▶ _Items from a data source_
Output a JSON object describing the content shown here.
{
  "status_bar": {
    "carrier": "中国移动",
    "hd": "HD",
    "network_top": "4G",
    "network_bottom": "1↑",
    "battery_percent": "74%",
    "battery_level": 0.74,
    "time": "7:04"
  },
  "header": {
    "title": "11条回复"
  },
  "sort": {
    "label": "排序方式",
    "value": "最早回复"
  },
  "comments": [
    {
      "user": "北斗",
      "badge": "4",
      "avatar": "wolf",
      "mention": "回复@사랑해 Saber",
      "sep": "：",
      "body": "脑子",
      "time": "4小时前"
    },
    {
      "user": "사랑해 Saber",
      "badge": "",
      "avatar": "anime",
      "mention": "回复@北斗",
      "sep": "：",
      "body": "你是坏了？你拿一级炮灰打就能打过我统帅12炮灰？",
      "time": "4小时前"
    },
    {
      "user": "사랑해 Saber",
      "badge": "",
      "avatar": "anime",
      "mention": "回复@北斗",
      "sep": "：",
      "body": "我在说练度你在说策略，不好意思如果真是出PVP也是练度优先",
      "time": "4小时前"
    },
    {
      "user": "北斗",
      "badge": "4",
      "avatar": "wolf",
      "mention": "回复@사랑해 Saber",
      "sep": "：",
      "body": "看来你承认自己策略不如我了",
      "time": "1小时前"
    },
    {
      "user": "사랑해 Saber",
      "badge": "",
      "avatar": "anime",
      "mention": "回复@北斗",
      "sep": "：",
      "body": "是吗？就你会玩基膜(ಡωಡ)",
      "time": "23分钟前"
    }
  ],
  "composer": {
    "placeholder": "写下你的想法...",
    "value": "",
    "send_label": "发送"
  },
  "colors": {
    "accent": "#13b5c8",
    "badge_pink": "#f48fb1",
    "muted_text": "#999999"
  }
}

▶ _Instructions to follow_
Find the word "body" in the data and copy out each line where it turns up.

▶ _Exercise solution_
      "body": "脑子",
      "body": "你是坏了？你拿一级炮灰打就能打过我统帅12炮灰？",
      "body": "我在说练度你在说策略，不好意思如果真是出PVP也是练度优先",
      "body": "看来你承认自己策略不如我了",
      "body": "是吗？就你会玩基膜(ಡωಡ)",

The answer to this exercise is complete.